Mike asks: The starting rotation outside of Nestor Cortes and Gerrit Cole has not been good, with the exception of two good starts from Jhony Brito. How would you handle the rotation going forward?
Options for the rotation have dwindled here in the early offing. Matt Krook and Deivi Garcia have been used out of the bullpen almost exclusively at Scranton (and both have been excellent generally, I might add), Randy Vasquez continues to be maddeningly inconsistent, though he still flashes the ability to be a good starter, Mitch Spence has been awful, and I don't think Clayton Beeter could be expected to work more than once through a batting order, as good as his stuff is.
So right now...I think the Yankees are stuck with what they have. I believe in Brito, and think he just needs to make an adjustment or two. Domingo German is who he is, and I don't see that changing.
The wildcard is Clarke Schmidt. If he can prove to be a 5-and-dive guy, who pitches well in those 5 innings, I think this rotation looks much more formidable until Rodon and Sevy return. I am skeptical of Schmidt's ability to start; always have been, and nothing I've seen thus far is moving me off of that opinion. However, maybe he can catch lightning in a bottle for a month or two, before the Yankees hopefully move him back to the bullpen.

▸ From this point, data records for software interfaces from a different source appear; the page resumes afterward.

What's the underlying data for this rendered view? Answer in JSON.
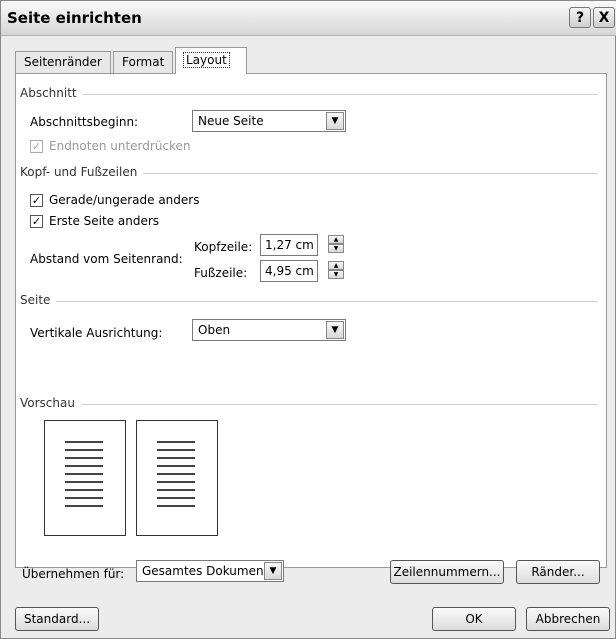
{
  "dialog": {
    "title": "Seite einrichten",
    "help_label": "?",
    "close_label": "X"
  },
  "tabs": [
    {
      "label": "Seitenränder"
    },
    {
      "label": "Format"
    },
    {
      "label": "Layout"
    }
  ],
  "section": {
    "heading": "Abschnitt",
    "start_label": "Abschnittsbeginn:",
    "start_value": "Neue Seite",
    "suppress_endnotes": "Endnoten unterdrücken",
    "suppress_endnotes_checked": true,
    "suppress_endnotes_enabled": false
  },
  "headers": {
    "heading": "Kopf- und Fußzeilen",
    "odd_even": "Gerade/ungerade anders",
    "odd_even_checked": true,
    "first_page": "Erste Seite anders",
    "first_page_checked": true,
    "distance_label": "Abstand vom Seitenrand:",
    "header_label": "Kopfzeile:",
    "header_value": "1,27 cm",
    "footer_label": "Fußzeile:",
    "footer_value": "4,95 cm"
  },
  "page": {
    "heading": "Seite",
    "valign_label": "Vertikale Ausrichtung:",
    "valign_value": "Oben"
  },
  "preview": {
    "heading": "Vorschau"
  },
  "apply": {
    "label": "Übernehmen für:",
    "value": "Gesamtes Dokument"
  },
  "buttons": {
    "line_numbers": "Zeilennummern...",
    "borders": "Ränder...",
    "default": "Standard...",
    "ok": "OK",
    "cancel": "Abbrechen"
  }
}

Without a depth move, the Yankees are stuck with the guys they have right now, which could be worse, but I think we are all hoping for better performances from Schmidt and Brito moving forward.